St. Tydfil Bridge

Client
Merthyr Tydfil County Borough Council

Engineer
Capita

Contractor
Alun Griffiths

Steel Fabricator
Mabey Bridge

Awards
ICE Wales Cymru Award
Special Award for Regeneration
RTPI Planning Excellence Award
RICS Regeneration Award

A Bridge to Town Centre Renewal

The iconic St. Tydfil Bridge forms the centrepiece of a £24M regeneration scheme in the South Wales town of Merthyr Tydfil.

Spanning the River Taff and connecting a recently redeveloped college with the town centre, the St. Tydfil Bridge forms an important element of Merthyr Tydfil’s regeneration programme. Funded by the European Regional Development Fund and Welsh Government, the regeneration masterplan encompasses a number of town centre enhancements with the new road bridge helping to make the riverside area an attractive destination. The Council wanted something that would be a feature and not simply a typical highway bridge structure.

A number of design options went out to consultation with the local planning and highways authorities, together with other stakeholders, and the favoured design was for a bridge with an iconic 136t skewed arch. Measuring 40.9m across its base and reaching a height of 18.5m, the arch was fabricated from 60mm thick plate. Connecting the arch to the bridge deck are a total of 14 × 80mm diameter hangers ranging in length from 4.7m to 22.5m. One of the project’s main technical challenges revolved around the hangers and the associated cable tensioning.

The appearance of the bridge was critical to the overall design and so it was decided that each hanger fin plate would be designed with the same geometry, but with varying orientation to suit the aesthetic alignment of the hangers.

For the site erection programme, the 29m long x 19.8m wide deck was the first steelwork to be installed. It is formed with a ladder configuration with two main 900mm deep × 600m wide outer girders, each 29m-long, connected by a series of nine crossbeams. Once the beams were erected the cantilevers were then bolted on providing support for the parapets as well as having the deck connection for the hangers. The next step was to fully assemble the arch and then lift the complete structure into position.

This eliminated working at height as well as having environmental benefits as no trestles were installed into the fast flowing river.

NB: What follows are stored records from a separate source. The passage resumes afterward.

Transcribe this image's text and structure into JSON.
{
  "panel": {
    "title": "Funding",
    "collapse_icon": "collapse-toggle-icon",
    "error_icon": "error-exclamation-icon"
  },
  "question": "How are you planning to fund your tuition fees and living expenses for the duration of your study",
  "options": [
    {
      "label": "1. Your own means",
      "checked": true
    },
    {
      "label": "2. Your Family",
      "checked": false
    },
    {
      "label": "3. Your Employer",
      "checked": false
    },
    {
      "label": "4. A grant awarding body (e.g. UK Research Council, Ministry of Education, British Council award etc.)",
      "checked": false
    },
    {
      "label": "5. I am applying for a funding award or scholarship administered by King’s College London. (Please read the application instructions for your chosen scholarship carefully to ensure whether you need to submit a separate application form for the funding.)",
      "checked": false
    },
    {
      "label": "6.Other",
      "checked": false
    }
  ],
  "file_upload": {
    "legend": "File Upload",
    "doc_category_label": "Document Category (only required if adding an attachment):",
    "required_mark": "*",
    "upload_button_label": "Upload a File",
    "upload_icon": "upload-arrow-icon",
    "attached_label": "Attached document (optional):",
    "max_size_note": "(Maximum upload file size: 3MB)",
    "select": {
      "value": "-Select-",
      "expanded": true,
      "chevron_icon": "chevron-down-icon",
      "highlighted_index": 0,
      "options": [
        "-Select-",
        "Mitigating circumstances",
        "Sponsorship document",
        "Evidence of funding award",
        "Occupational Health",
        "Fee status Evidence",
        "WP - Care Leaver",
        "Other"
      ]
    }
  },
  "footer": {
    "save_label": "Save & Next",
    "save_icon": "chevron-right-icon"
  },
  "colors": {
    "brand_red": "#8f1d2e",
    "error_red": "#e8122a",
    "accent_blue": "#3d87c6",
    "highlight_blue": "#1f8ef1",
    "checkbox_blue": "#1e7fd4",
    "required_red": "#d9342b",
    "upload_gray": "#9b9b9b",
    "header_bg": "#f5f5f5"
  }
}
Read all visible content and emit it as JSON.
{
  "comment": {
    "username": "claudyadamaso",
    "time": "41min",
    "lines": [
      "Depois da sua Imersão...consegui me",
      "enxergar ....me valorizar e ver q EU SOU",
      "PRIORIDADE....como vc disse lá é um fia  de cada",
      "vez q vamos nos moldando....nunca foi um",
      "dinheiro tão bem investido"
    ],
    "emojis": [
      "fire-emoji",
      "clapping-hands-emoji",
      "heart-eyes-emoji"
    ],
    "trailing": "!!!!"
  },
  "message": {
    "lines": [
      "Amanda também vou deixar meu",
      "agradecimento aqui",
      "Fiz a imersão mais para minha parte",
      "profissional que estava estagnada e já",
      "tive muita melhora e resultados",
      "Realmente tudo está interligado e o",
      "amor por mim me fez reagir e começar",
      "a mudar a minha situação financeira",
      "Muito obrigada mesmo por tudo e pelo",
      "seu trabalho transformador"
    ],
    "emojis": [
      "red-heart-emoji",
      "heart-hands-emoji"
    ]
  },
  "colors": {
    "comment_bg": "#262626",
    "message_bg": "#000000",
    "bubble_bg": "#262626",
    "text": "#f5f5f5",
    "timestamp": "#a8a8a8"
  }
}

Working in this way also reduced the construction programme as steelwork fabrication was carried out off site while the substructure was constructed on site.

Using a single 550t capacity mobile crane positioned on one of the riverbanks, the entire arch was lifted into a vertical position, slewed over the river to its final position where it was fixed to the abutments a procedure taking eight hours.